What is needed = Please filter the data down to the lines that include the word "scheme" and copy them.

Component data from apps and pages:
◆ ◆ ◆ ◆ ◆
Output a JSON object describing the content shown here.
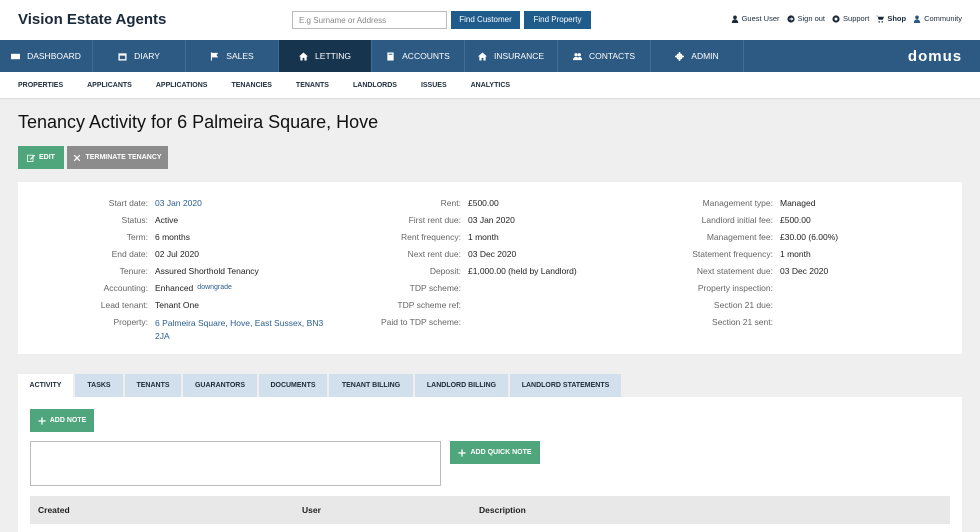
{
  "header": {
    "brand": "Vision Estate Agents",
    "search_placeholder": "E.g Surname or Address",
    "find_customer": "Find Customer",
    "find_property": "Find Property",
    "links": {
      "guest": "Guest User",
      "signout": "Sign out",
      "support": "Support",
      "shop": "Shop",
      "community": "Community"
    }
  },
  "nav": {
    "items": [
      "DASHBOARD",
      "DIARY",
      "SALES",
      "LETTING",
      "ACCOUNTS",
      "INSURANCE",
      "CONTACTS",
      "ADMIN"
    ],
    "active": "LETTING",
    "logo": "domus"
  },
  "subnav": [
    "PROPERTIES",
    "APPLICANTS",
    "APPLICATIONS",
    "TENANCIES",
    "TENANTS",
    "LANDLORDS",
    "ISSUES",
    "ANALYTICS"
  ],
  "page": {
    "title": "Tenancy Activity for 6 Palmeira Square, Hove",
    "edit": "EDIT",
    "terminate": "TERMINATE TENANCY"
  },
  "details": {
    "col1": {
      "start_date_label": "Start date:",
      "start_date": "03 Jan 2020",
      "status_label": "Status:",
      "status": "Active",
      "term_label": "Term:",
      "term": "6 months",
      "end_date_label": "End date:",
      "end_date": "02 Jul 2020",
      "tenure_label": "Tenure:",
      "tenure": "Assured Shorthold Tenancy",
      "accounting_label": "Accounting:",
      "accounting": "Enhanced",
      "downgrade": "downgrade",
      "lead_tenant_label": "Lead tenant:",
      "lead_tenant": "Tenant One",
      "property_label": "Property:",
      "property_line1": "6 Palmeira Square, Hove, East Sussex, BN3",
      "property_line2": "2JA"
    },
    "col2": {
      "rent_label": "Rent:",
      "rent": "£500.00",
      "first_rent_due_label": "First rent due:",
      "first_rent_due": "03 Jan 2020",
      "rent_frequency_label": "Rent frequency:",
      "rent_frequency": "1 month",
      "next_rent_due_label": "Next rent due:",
      "next_rent_due": "03 Dec 2020",
      "deposit_label": "Deposit:",
      "deposit": "£1,000.00 (held by Landlord)",
      "tdp_scheme_label": "TDP scheme:",
      "tdp_scheme_ref_label": "TDP scheme ref:",
      "paid_to_tdp_label": "Paid to TDP scheme:"
    },
    "col3": {
      "management_type_label": "Management type:",
      "management_type": "Managed",
      "landlord_initial_fee_label": "Landlord initial fee:",
      "landlord_initial_fee": "£500.00",
      "management_fee_label": "Management fee:",
      "management_fee": "£30.00 (6.00%)",
      "statement_frequency_label": "Statement frequency:",
      "statement_frequency": "1 month",
      "next_statement_due_label": "Next statement due:",
      "next_statement_due": "03 Dec 2020",
      "property_inspection_label": "Property inspection:",
      "section21_due_label": "Section 21 due:",
      "section21_sent_label": "Section 21 sent:"
    }
  },
  "tabs": [
    "ACTIVITY",
    "TASKS",
    "TENANTS",
    "GUARANTORS",
    "DOCUMENTS",
    "TENANT BILLING",
    "LANDLORD BILLING",
    "LANDLORD STATEMENTS"
  ],
  "activity": {
    "add_note": "ADD NOTE",
    "add_quick_note": "ADD QUICK NOTE",
    "columns": [
      "Created",
      "User",
      "Description"
    ]
  },
  "colors": {
    "nav": "#2d5a83",
    "nav_active": "#17344f",
    "green": "#4fa67c",
    "grey_button": "#8c8c8c"
  }
}
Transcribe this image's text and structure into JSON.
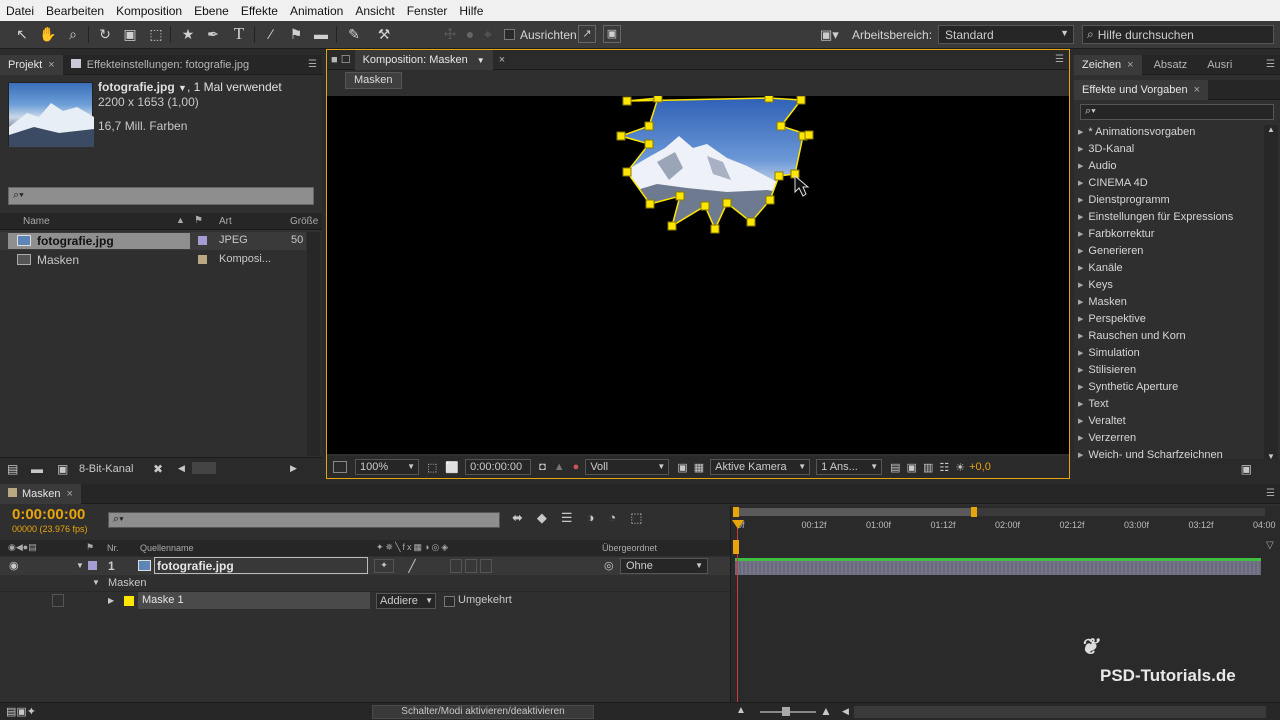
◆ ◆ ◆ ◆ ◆
Problem solution =
      "tdp_scheme_label": "TDP scheme:",
      "tdp_scheme_ref_label": "TDP scheme ref:",
      "paid_to_tdp_label": "Paid to TDP scheme:"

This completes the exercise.